Our command is leading the Air Force with a capability gleaned from commercial partnerships known as Conditions Based Maintenance-Plus (CBM+). Combining predictive data analytics with advanced sensing equipment, CBM+ yields higher mission-capable rates as we gain the ability to proactively schedule maintenance repairs on fatiguing parts before they fail, not after.


What it is. In simplest terms, innovation is taking a good idea and refining it by experimentation to put it to use, resulting in improved capability. This definition is intentionally broad to encourage a variety of creative ideas to germinate. Not all ideas survive the experimentation process; however, cultivating ideas—even those that are not implemented—is essential in stimulating more ideas and expanding our thinking. All Airmen who share their ideas and innovative concepts contribute to increased mission capability.

What it looks like. Supportive environments are a critical component for ideas to thrive. As Mobility Airmen you should feel the freedom to voice your ideas to your leadership and explore them through established processes. It is incumbent on our commanders to cultivate this environment and remove obstacles to creative thought as Airmen explore ways to enhance mission capability. As always, our striving to innovate must remain mission-focused because it is our path to increased agility and warfighting readiness.

Progress. Our maintenance community has made use of Augmented Reality devices to increase the rate by which Airmen absorb information. Using artificial but highly realistic environments, they build muscle memory in various aircraft systems through task training without the need to keep an aircraft on the ground.

I am immensely proud of the progress we have made in promoting Airmen-led solutions. Each year at our Phoenix Spark Tank, we bring the top ideas from across the command to compete for prizes on the stage at the Airlift/Tanker Association Convention. Of the 10 finalists since the program’s start three years ago, three Airmen have gone on to represent AMC at the Air Force’s Spark Tank.

Celebrating great ideas does not end with the stage however. Sometimes it does not even start with the stage. Regardless of where an idea places in the Spark Tank, AMC is devoted to pursuing all ideas that bring increased mission effectiveness.

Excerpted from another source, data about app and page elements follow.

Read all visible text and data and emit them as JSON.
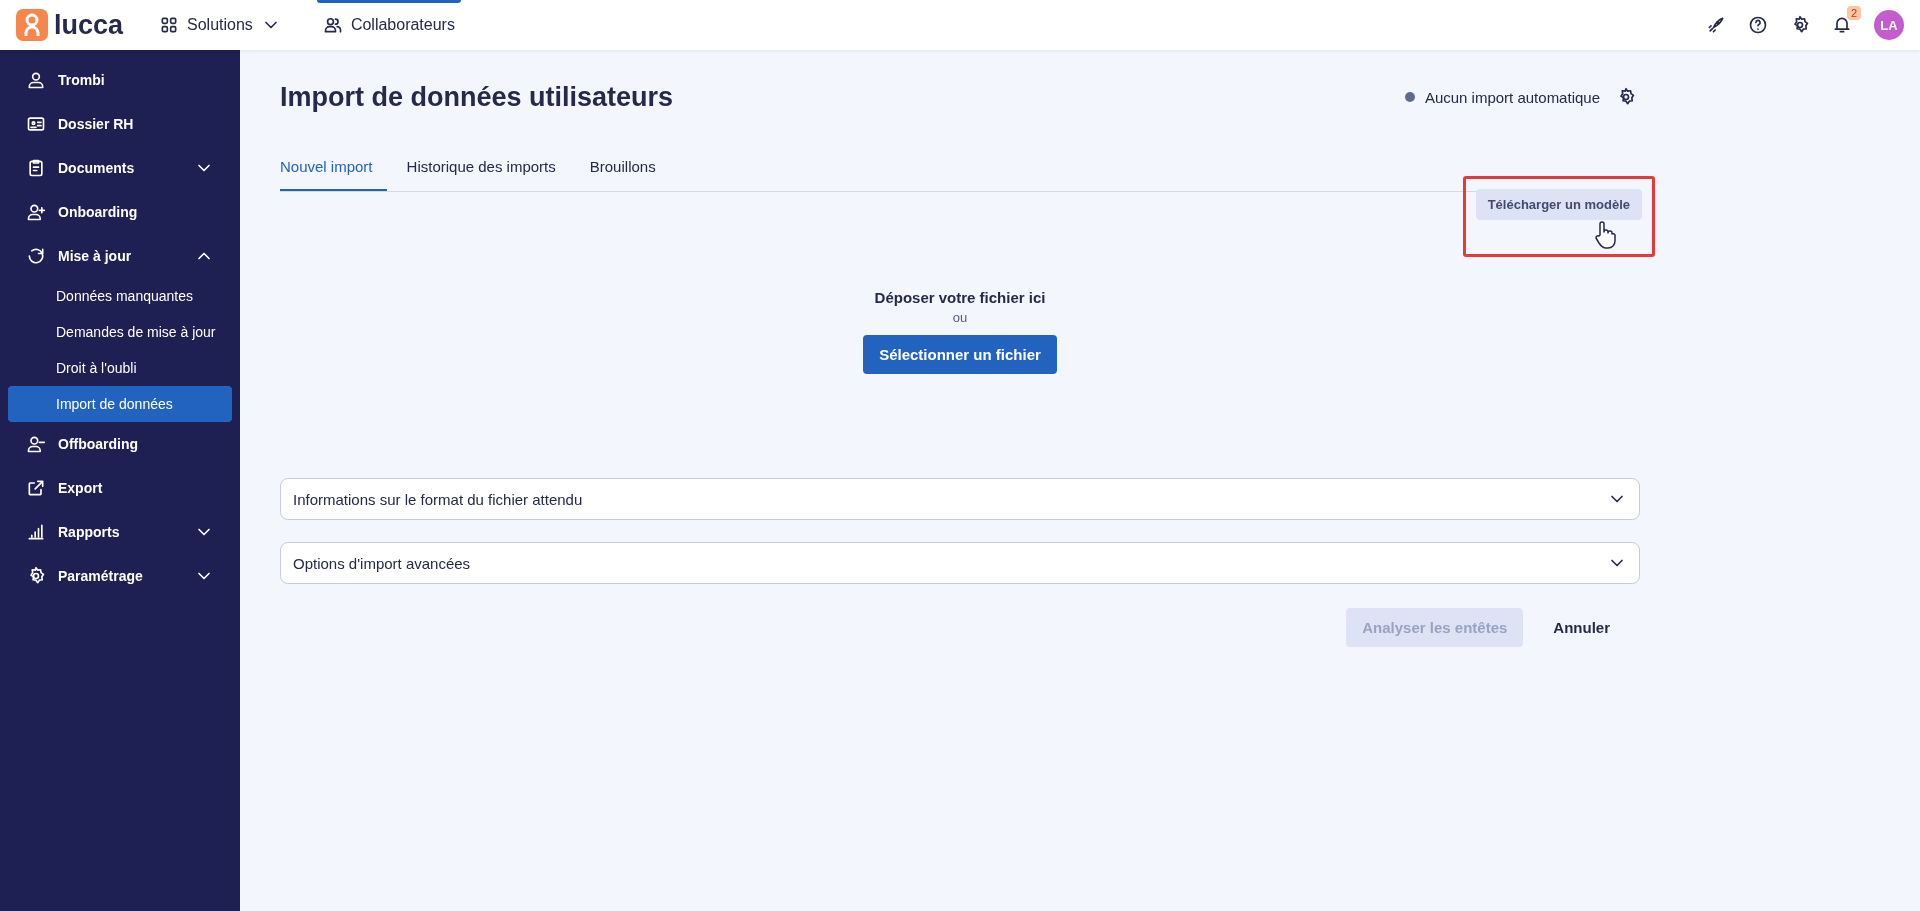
{
  "topbar": {
    "logo": "lucca",
    "nav": [
      {
        "label": "Solutions",
        "selected": false,
        "dropdown": true
      },
      {
        "label": "Collaborateurs",
        "selected": true
      }
    ],
    "notifications": "2",
    "avatar": "LA"
  },
  "sidebar": {
    "items": [
      {
        "label": "Trombi",
        "selected": false
      },
      {
        "label": "Dossier RH",
        "selected": false
      },
      {
        "label": "Documents",
        "selected": false,
        "expanded": false
      },
      {
        "label": "Onboarding",
        "selected": false
      },
      {
        "label": "Mise à jour",
        "selected": false,
        "expanded": true,
        "children": [
          {
            "label": "Données manquantes",
            "selected": false
          },
          {
            "label": "Demandes de mise à jour",
            "selected": false
          },
          {
            "label": "Droit à l'oubli",
            "selected": false
          },
          {
            "label": "Import de données",
            "selected": true
          }
        ]
      },
      {
        "label": "Offboarding",
        "selected": false
      },
      {
        "label": "Export",
        "selected": false
      },
      {
        "label": "Rapports",
        "selected": false,
        "expanded": false
      },
      {
        "label": "Paramétrage",
        "selected": false,
        "expanded": false
      }
    ]
  },
  "page": {
    "title": "Import de données utilisateurs",
    "auto_import": "Aucun import automatique",
    "tabs": [
      {
        "label": "Nouvel import",
        "selected": true
      },
      {
        "label": "Historique des imports",
        "selected": false
      },
      {
        "label": "Brouillons",
        "selected": false
      }
    ],
    "template_button": {
      "label": "Télécharger un modèle",
      "highlighted": true
    },
    "dropzone": {
      "text": "Déposer votre fichier ici",
      "or": "ou",
      "button": "Sélectionner un fichier"
    },
    "accordions": [
      {
        "label": "Informations sur le format du fichier attendu",
        "expanded": false
      },
      {
        "label": "Options d'import avancées",
        "expanded": false
      }
    ],
    "actions": [
      {
        "label": "Analyser les entêtes",
        "kind": "primary",
        "disabled": true
      },
      {
        "label": "Annuler",
        "kind": "text",
        "disabled": false
      }
    ]
  }
}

Each of these initiatives represents a significant investment of insight, energy, talent, and time. They bring our enterprise up to speed for the current operating environment and lay the footings for us to build a lethal force for the future. The requirements of tomorrow will be different than today’s. We must seize this momentum and move beyond the incremental next in order to make quantum leaps into the future. The grasp of America’s defense will never exceed the reach of our mobility enterprise. Let us commit to advancing our capabilities faster than anyone thought possible, and as we do, we will deliver unrivaled strength for America’s global reach.

Together, we wear the cloth of our nation and stand for a purpose much more significant than ourselves. We believe in and know the power of serving others, and of bearing the weight of human need, no matter the cost. As Airmen, we succeed. As Airmen, we invest our skills, talents, and lives serving this great nation and each other. As Airmen, we lead from the front, kneel beside those in need, share in the work of our teammates, respect their lives, and honor their contributions.

As Airmen, we are never alone. We are America’s Airmen.